THE RELIGION THING
The religion thing. It nags at Smartmom: Nag, nag, nag. Especially during the Jewish high holy-days.
It's not like she grew up religious or anything. Hers was a secular Jewish upbringing on the Upper West Side of Manhattan. In other words, she was brought up by atheist Jews who were, nonetheless, very committed to their Jewish heritage.
That meant Passover seders and the occasional trip to a synagogue for a service or a Bar Mitzvah. When Smartmom was ten years old, her parents decided that she and her sister needed to go to Sunday school. Her parents wanted to "give 'em some of that old time religion," she guesses. .
Whatever. It seemed hypocritical to Smartmom. And yet, it was probably a good experience even if they weren't happy about it.
Having to go to Sunday school meant no more Sunday morning bike rides in Central Park a cherished weekly family activity. Biking to the Sheep's Meadow, the Bandshell, the boathouse was one of the great pleasures of Smartmom's youth. Sitting in the basement of a synagogue discussing anti-semitism and Zionism was not.
They dropped out after a year.
And yet. And yet. Since childhood, Smartmom yearned for a spiritual connection. For reasons she still doesn't really understand, she wanted to fast on Yom Kippur, to eat only matzoh during the 8 days of Passover, to see the Hanukkah candles glow night after night. She once kissed a Bible after it fell on the floor.
Smartmom believe it was some sort of spiritual connection she was after. No doubt she felt exceedingly Jewish and exceedingly connected to the history and the culture. But she wanted more. And as a parent, Smartmom has struggled to instill a sense of Jewishness in her inter-faith children. She has tried to give them a real sense of their roots, their history, their connection to Judaism.
And she has suceeded to some extent. While her kids do celebrate Christmas with their Presbyterian relatives out in California, they also celebrate many Jewish holidays with their Jewish relatives in New York. A little bit of this, a little bit of that. They know that she meditates daily: a practice she values deeply; they have grown used to the small Buddha figurines around the apartment and her Tibetian singing bowls. This will either create great confusion or a multi-cultural melange that will be quite valuable.
Smartmom has never really found what she was looking for or an institutional religious environment she felt comfortable in. And oy has she tried. Over the last many years, she has been wandering Jew on the high holy days, going from one synogogue to the next, seeking an environment for her and her family that she wanted to make a commitment to.
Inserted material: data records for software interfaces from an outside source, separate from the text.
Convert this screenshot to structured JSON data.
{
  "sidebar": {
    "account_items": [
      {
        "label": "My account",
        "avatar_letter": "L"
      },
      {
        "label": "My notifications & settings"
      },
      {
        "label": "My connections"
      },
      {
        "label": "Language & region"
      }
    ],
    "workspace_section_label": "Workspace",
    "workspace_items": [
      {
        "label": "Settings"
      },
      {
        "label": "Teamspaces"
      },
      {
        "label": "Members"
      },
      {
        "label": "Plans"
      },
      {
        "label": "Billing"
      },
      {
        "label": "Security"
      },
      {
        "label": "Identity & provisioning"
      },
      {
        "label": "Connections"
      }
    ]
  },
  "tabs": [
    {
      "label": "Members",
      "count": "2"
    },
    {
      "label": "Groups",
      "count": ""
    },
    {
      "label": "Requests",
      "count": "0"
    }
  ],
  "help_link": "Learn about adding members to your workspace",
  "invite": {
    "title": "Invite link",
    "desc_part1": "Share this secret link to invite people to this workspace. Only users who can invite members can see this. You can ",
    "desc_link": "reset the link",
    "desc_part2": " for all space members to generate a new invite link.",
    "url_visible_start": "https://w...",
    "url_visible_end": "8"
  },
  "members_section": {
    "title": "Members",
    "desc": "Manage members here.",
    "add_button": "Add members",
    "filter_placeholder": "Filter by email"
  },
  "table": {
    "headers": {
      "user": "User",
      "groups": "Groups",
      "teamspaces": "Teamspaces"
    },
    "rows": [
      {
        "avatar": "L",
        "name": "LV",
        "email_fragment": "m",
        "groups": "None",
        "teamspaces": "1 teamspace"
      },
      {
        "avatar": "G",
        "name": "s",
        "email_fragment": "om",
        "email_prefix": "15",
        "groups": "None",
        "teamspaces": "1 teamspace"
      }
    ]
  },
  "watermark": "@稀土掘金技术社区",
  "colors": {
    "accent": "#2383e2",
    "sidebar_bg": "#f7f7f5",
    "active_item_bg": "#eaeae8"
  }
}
But still, something keeps Smartmom from being anything more than a high holy-day Jew. That's when the urge hits her: Nag. Nag. Nag. She never makes plans in advance reservations. But she usually finds herself on the eve of Yom Kippur racing off to a Kol Nidre service somewhere. It's her favorite service of all -- for the music and the solemn, deep spirit of the evening.
The ritual of atonement seems essential to her. To take stock of the past year and atone (if not to God, then to herself) for what she is not proud of. It's such an important way to start the year; to help yourself grow as a human being.
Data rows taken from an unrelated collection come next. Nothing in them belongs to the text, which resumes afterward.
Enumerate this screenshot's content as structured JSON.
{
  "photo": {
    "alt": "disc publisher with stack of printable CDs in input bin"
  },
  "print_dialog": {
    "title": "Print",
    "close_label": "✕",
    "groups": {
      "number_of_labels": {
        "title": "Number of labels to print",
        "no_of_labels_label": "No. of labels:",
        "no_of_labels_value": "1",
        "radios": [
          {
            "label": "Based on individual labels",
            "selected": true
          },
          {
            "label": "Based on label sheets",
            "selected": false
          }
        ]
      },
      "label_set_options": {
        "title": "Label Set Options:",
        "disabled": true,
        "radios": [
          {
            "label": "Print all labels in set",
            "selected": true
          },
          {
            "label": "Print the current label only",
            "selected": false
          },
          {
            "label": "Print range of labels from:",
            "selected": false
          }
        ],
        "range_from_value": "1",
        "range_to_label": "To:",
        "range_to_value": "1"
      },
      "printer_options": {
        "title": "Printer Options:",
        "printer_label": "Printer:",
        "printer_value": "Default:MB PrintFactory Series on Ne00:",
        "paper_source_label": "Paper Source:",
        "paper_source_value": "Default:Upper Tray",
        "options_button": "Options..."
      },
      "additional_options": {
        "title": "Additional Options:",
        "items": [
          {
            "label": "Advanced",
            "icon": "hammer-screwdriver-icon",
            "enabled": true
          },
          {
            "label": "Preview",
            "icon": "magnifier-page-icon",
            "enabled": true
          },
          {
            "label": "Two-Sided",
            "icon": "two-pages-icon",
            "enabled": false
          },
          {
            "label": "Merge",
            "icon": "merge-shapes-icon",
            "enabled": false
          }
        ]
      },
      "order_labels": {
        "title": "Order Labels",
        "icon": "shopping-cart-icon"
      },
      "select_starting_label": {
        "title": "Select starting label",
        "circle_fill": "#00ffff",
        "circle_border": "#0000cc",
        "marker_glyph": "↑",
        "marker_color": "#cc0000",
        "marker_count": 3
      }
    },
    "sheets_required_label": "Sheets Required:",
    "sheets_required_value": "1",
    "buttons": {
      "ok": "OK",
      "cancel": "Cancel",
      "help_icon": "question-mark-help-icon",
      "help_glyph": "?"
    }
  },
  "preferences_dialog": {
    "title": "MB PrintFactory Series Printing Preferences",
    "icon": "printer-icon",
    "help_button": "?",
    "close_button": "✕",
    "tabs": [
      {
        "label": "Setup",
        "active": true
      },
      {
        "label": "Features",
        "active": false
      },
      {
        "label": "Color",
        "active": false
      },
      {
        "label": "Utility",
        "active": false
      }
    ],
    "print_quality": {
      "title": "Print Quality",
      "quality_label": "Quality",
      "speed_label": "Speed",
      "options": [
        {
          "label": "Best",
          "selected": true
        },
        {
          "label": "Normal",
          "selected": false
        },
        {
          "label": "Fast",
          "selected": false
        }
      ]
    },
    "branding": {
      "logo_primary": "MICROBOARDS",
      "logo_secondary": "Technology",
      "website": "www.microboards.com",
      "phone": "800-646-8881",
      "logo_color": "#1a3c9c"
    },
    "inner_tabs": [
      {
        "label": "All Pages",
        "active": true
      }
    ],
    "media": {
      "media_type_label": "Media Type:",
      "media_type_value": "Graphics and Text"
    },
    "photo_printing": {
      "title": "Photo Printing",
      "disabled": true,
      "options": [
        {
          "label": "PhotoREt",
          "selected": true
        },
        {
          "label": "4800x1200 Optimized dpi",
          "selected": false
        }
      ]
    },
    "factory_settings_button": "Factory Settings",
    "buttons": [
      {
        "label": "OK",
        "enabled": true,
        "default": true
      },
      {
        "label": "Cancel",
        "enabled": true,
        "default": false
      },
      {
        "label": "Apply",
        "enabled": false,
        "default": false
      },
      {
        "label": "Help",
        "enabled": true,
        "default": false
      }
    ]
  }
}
So this Wednesday night as usual, Smartmom felt the urge to participate. She thought about it on and off all day and at 7 p.m., she googled Kolot Chayenu and found out that the Kol Nidre service was set to begin at 7:30.
Kolot Chayenu is a progressive Park Slope congregation of 250 members which bulges to such a big size on the high holydays, that they rent the Mission for Today Church on Sixth Avenue between 3rd and 4th Streets right around the corner from Smartmom's apartment.
Fortunately, OSFO wanted to come along and they dressed up and ran over there in a teeming rain. They got there just as the service was beginning and saw a lot of people they knew; there was a warm and familiar feeling in the room. They were lucky enough to find a seat in the last rown right behind a pillar. Still they were able to hear the cantor's beautiful voice. There were other singers, as well as a violinist and a clarinet player.
OSFO got antsy about an hour and a half into the service; it was uncomfortable sitting on Smartmom's lap. Last year she lasted the full three hours. Smartmom didn't get to hear the most beautiful and moving part of the music, but she enjoyed what she heard and, as usual, she was glad to be there.
This year, as usual, Smartmom felt part of and not part of the service at Kolot Chaynu. I guess that's how she takes her Judaism. She is comfortable with marginality: that sense of belonging and not belonging (how Jewish) at the same time. Something compels her to connect with her fellow Jews on this night so that she can hear the stirring melody of Kol Nidre. Even if it means racing out of the apartment just minutes before the service: something compels her to belong.